Sangna specialises in estate and tax planning for UK and non-UK domiciliaries.
SummarySangna specialises in tax and estate planning for UK and international clients. She specialises in UK tax planning for non-domiciliaries and has particular experience in US-UK tax planning. In particular, she focuses on wills, trusts and alternative structure-based planning for high-net worth individuals. Sangna’s areas of expertise are UK and international tax, trust and estate planning. Within this diverse area, she has a particular focus on cross-border estate planning, dealing with the complexities created by local succession and matrimonial property regimes, the impact of the EU Succession Regulation within Europe, and the interaction of UK and local tax laws. Sangna believes in an integrated approach to estate planning that encompasses succession laws and asset protection considerations, as well as purely tax-driven strategies.

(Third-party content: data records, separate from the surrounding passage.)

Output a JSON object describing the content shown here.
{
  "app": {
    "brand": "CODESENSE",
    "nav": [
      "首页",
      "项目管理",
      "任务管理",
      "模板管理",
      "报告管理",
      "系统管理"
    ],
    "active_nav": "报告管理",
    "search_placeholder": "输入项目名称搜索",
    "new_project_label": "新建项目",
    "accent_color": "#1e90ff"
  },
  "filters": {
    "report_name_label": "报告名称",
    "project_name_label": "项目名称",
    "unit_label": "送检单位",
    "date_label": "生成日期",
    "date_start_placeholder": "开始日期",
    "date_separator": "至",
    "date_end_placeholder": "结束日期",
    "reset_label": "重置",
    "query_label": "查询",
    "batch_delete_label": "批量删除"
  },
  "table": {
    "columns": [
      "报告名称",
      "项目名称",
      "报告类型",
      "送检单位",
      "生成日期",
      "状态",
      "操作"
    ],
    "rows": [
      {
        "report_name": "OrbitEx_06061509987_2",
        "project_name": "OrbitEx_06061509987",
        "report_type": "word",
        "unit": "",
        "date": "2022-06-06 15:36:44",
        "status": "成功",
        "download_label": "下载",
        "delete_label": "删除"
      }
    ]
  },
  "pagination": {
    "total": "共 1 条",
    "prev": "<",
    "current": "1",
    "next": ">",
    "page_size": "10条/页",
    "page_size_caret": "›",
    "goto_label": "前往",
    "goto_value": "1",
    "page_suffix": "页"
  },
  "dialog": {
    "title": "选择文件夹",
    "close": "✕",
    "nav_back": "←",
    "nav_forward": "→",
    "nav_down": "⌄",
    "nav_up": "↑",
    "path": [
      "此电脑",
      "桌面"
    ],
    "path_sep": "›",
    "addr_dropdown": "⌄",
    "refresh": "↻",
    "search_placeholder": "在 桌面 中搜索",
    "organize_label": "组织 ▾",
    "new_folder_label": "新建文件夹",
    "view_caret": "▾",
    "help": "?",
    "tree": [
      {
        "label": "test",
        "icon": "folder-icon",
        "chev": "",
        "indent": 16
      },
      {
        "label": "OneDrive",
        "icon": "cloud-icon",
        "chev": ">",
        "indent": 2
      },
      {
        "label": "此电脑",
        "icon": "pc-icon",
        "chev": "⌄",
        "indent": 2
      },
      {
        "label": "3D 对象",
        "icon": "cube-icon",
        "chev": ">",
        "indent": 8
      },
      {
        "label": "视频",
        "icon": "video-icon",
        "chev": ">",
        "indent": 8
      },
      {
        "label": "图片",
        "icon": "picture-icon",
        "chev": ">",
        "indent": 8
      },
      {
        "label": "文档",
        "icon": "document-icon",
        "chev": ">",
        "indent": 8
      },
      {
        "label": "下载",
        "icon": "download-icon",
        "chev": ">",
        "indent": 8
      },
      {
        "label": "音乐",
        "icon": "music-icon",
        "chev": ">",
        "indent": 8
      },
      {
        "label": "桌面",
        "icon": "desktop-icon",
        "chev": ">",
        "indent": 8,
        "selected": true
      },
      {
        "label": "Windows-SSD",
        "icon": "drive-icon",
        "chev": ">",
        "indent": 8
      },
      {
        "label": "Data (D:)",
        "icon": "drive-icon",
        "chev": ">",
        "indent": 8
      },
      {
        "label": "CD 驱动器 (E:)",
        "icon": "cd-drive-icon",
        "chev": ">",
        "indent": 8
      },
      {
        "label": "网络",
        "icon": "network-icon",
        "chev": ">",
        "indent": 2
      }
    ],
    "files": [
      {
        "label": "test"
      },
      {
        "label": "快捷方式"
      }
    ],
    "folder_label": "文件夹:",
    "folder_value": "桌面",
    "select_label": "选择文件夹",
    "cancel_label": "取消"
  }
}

Sangna acts for several ultra-high net worth international families and their family offices. She advises them on their lifetime tax planning (eg the remittance basis of taxation and lifetime trusts), together with complex international estate planning.
She has a particular focus on US-UK estate and tax planning, having acted for many clients exposed to both tax and estate planning regimes.

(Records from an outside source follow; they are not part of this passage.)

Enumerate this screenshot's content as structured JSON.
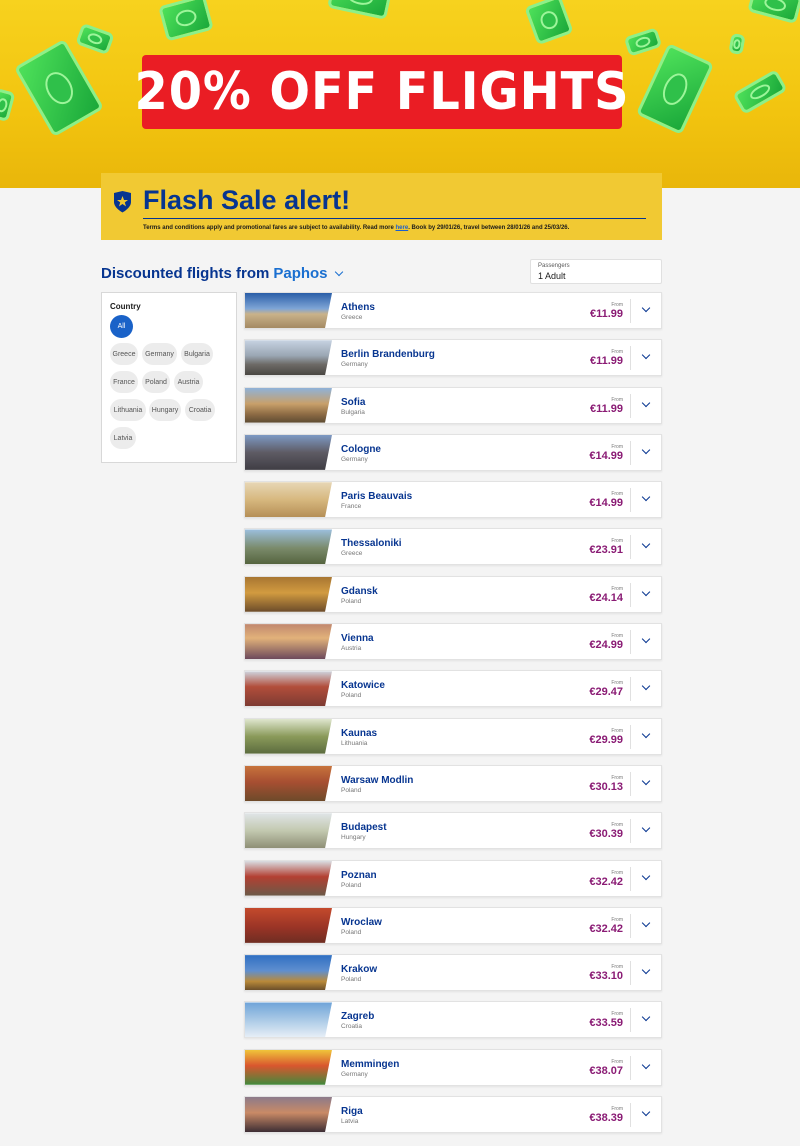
{
  "hero": {
    "promo_text": "20% OFF FLIGHTS"
  },
  "alert": {
    "title": "Flash Sale alert!",
    "terms_before": "Terms and conditions apply and promotional fares are subject to availability. Read more ",
    "terms_link": "here",
    "terms_after": ". Book by 29/01/26, travel between 28/01/26 and 25/03/26."
  },
  "heading": {
    "prefix": "Discounted flights from",
    "city": "Paphos"
  },
  "passengers": {
    "label": "Passengers",
    "value": "1 Adult"
  },
  "filter": {
    "title": "Country",
    "chips": [
      "All",
      "Greece",
      "Germany",
      "Bulgaria",
      "France",
      "Poland",
      "Austria",
      "Lithuania",
      "Hungary",
      "Croatia",
      "Latvia"
    ]
  },
  "from_label": "From",
  "flights": [
    {
      "city": "Athens",
      "country": "Greece",
      "price": "€11.99"
    },
    {
      "city": "Berlin Brandenburg",
      "country": "Germany",
      "price": "€11.99"
    },
    {
      "city": "Sofia",
      "country": "Bulgaria",
      "price": "€11.99"
    },
    {
      "city": "Cologne",
      "country": "Germany",
      "price": "€14.99"
    },
    {
      "city": "Paris Beauvais",
      "country": "France",
      "price": "€14.99"
    },
    {
      "city": "Thessaloniki",
      "country": "Greece",
      "price": "€23.91"
    },
    {
      "city": "Gdansk",
      "country": "Poland",
      "price": "€24.14"
    },
    {
      "city": "Vienna",
      "country": "Austria",
      "price": "€24.99"
    },
    {
      "city": "Katowice",
      "country": "Poland",
      "price": "€29.47"
    },
    {
      "city": "Kaunas",
      "country": "Lithuania",
      "price": "€29.99"
    },
    {
      "city": "Warsaw Modlin",
      "country": "Poland",
      "price": "€30.13"
    },
    {
      "city": "Budapest",
      "country": "Hungary",
      "price": "€30.39"
    },
    {
      "city": "Poznan",
      "country": "Poland",
      "price": "€32.42"
    },
    {
      "city": "Wroclaw",
      "country": "Poland",
      "price": "€32.42"
    },
    {
      "city": "Krakow",
      "country": "Poland",
      "price": "€33.10"
    },
    {
      "city": "Zagreb",
      "country": "Croatia",
      "price": "€33.59"
    },
    {
      "city": "Memmingen",
      "country": "Germany",
      "price": "€38.07"
    },
    {
      "city": "Riga",
      "country": "Latvia",
      "price": "€38.39"
    }
  ],
  "colors": {
    "brand_blue": "#073590",
    "brand_yellow": "#f1c933",
    "promo_red": "#ea1d24",
    "price_purple": "#8a1b74",
    "chip_active": "#1a62c8"
  }
}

Sangna is also an expert on inheritance tax treaties, and contributed the chapter on domicile for inheritance tax for Clarke’s Offshore Tax Planning.
Sangna is listed as a rising star in the tax and trust lawyers category of the Spear’s 500 and is ranked as a Top 35 Under 35 adviser to private indivuduals by Private Client Practitioner.

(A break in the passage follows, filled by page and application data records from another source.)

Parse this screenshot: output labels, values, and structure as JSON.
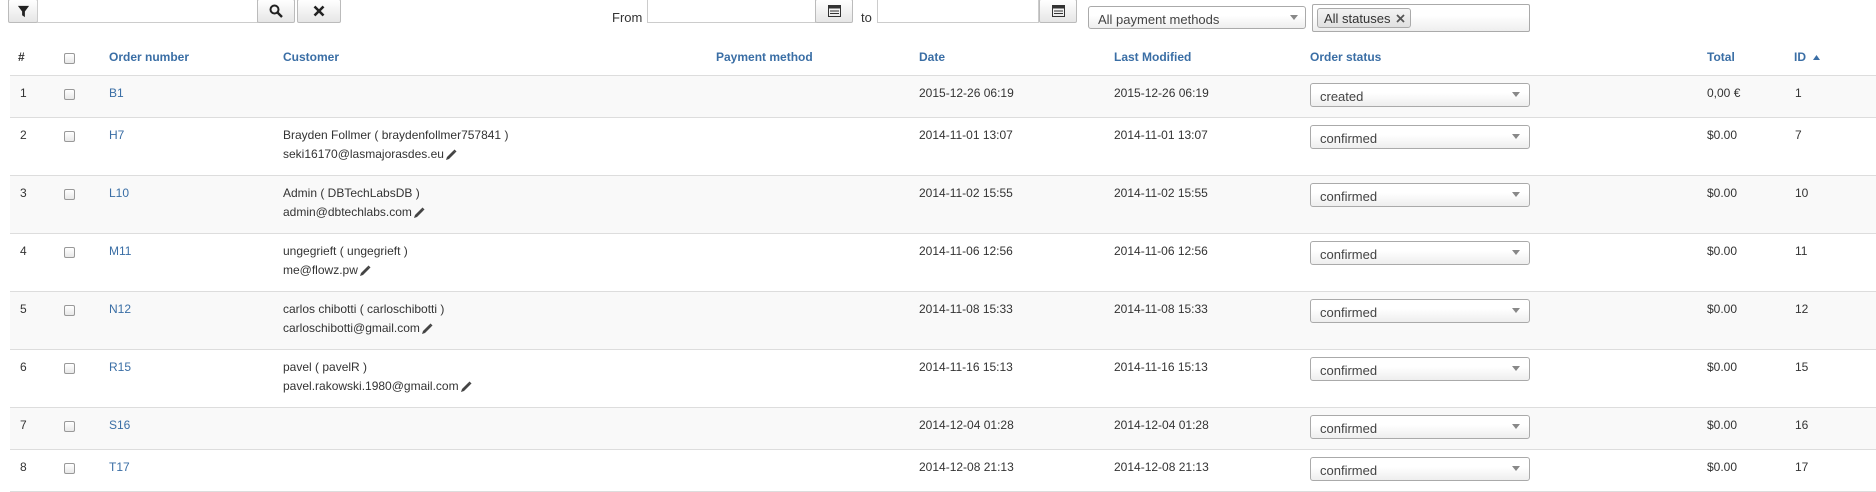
{
  "toolbar": {
    "filter_icon": "filter-icon",
    "search_icon": "search-icon",
    "clear_icon": "close-icon",
    "search_value": "",
    "from_label": "From",
    "to_label": "to",
    "from_value": "",
    "to_value": "",
    "calendar_icon": "calendar-icon",
    "payment_filter": "All payment methods",
    "status_chip": "All statuses",
    "chip_remove_icon": "close-icon"
  },
  "table": {
    "headers": {
      "num": "#",
      "order_number": "Order number",
      "customer": "Customer",
      "payment_method": "Payment method",
      "date": "Date",
      "last_modified": "Last Modified",
      "order_status": "Order status",
      "total": "Total",
      "id": "ID"
    },
    "sort_icon": "sort-ascending-icon",
    "edit_icon": "pencil-icon",
    "rows": [
      {
        "num": "1",
        "order": "B1",
        "customer_name": "",
        "customer_email": "",
        "payment": "",
        "date": "2015-12-26 06:19",
        "modified": "2015-12-26 06:19",
        "status": "created",
        "total": "0,00 €",
        "id": "1"
      },
      {
        "num": "2",
        "order": "H7",
        "customer_name": "Brayden Follmer ( braydenfollmer757841 )",
        "customer_email": "seki16170@lasmajorasdes.eu",
        "payment": "",
        "date": "2014-11-01 13:07",
        "modified": "2014-11-01 13:07",
        "status": "confirmed",
        "total": "$0.00",
        "id": "7"
      },
      {
        "num": "3",
        "order": "L10",
        "customer_name": "Admin ( DBTechLabsDB )",
        "customer_email": "admin@dbtechlabs.com",
        "payment": "",
        "date": "2014-11-02 15:55",
        "modified": "2014-11-02 15:55",
        "status": "confirmed",
        "total": "$0.00",
        "id": "10"
      },
      {
        "num": "4",
        "order": "M11",
        "customer_name": "ungegrieft ( ungegrieft )",
        "customer_email": "me@flowz.pw",
        "payment": "",
        "date": "2014-11-06 12:56",
        "modified": "2014-11-06 12:56",
        "status": "confirmed",
        "total": "$0.00",
        "id": "11"
      },
      {
        "num": "5",
        "order": "N12",
        "customer_name": "carlos chibotti ( carloschibotti )",
        "customer_email": "carloschibotti@gmail.com",
        "payment": "",
        "date": "2014-11-08 15:33",
        "modified": "2014-11-08 15:33",
        "status": "confirmed",
        "total": "$0.00",
        "id": "12"
      },
      {
        "num": "6",
        "order": "R15",
        "customer_name": "pavel ( pavelR )",
        "customer_email": "pavel.rakowski.1980@gmail.com",
        "payment": "",
        "date": "2014-11-16 15:13",
        "modified": "2014-11-16 15:13",
        "status": "confirmed",
        "total": "$0.00",
        "id": "15"
      },
      {
        "num": "7",
        "order": "S16",
        "customer_name": "",
        "customer_email": "",
        "payment": "",
        "date": "2014-12-04 01:28",
        "modified": "2014-12-04 01:28",
        "status": "confirmed",
        "total": "$0.00",
        "id": "16"
      },
      {
        "num": "8",
        "order": "T17",
        "customer_name": "",
        "customer_email": "",
        "payment": "",
        "date": "2014-12-08 21:13",
        "modified": "2014-12-08 21:13",
        "status": "confirmed",
        "total": "$0.00",
        "id": "17"
      }
    ]
  },
  "colors": {
    "link": "#3a6ea5",
    "row_alt": "#f9f9f9",
    "border": "#dddddd"
  }
}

Sangna is admitted to practise in England and Wales.
- Designing and implementing practical and effective succession plans for individuals, couples and families to ensure wealth is protected for future generations against the threats of tax, possible divorce, family disputes and financially immature heirs.
- Advising US-UK clients on the effective use of trusts and other entities for estate and tax planning. In this context, Sangna regularly advises on:
- the appropriate interpretation of various US entities (including revocable trusts and LLCs) for UK inheritance tax, income tax and capital gains tax purposes;
- using trusts that qualify as both excluded property trusts and foreign grantor trusts to shelter assets from both US estate tax and UK inheritance tax;
- the application of the US/UK double tax treaty to determine how trusts/grantors/settlors/beneficiaries should be taxed in each jurisdiction;
- using the newly introduced UK “protected settlement” regime to enable UK and US taxes to be matched annually, without the need to bring trusts assets into the UK tax regime; and the various compliance regimes that affect trusts including FATCA, the CRS and the new UK trust register.
- Using the US-UK double tax treaties to determine clients’ residence and or domicile for treaty purposes, and consequently their exposure to tax.
- Estate-planning for couples with both a US and UK element, to minimise their incidence of UK and US estate taxes and, where necessary, taking into account matrimonial property regimes.
- Advising clients on the UK tax rules relating to residential properties, related loans and holding structures.
- Advising executors and trustees of family trusts and estates to enable them to carry out their responsibilities in such a way as to meet the families’ requirements.
- Providing practical and tax efficient estate planning to a wide variety of families: from the traditional to the modern, such as unmarried couples or families where there are children from more than one relationship.
- Advising owners and managers of successful businesses on tax efficient succession planning and, where appropriate, pre-sale structuring to maximise returns.
News & Insights
The Corrections: taxpayers required to address errors in offshore tax reporting by 30 September 2018 or face stringent new penalties
HMRC now have a nuclear legislative weapon against offshore non-compliance, in the form of the ‘requirement to correct’ (RTC) legislation.
Inheritance tax on UK residential property
At present, it is relatively easy for non-UK domiciliaries to shield UK assets, such as UK residential property, from IHT.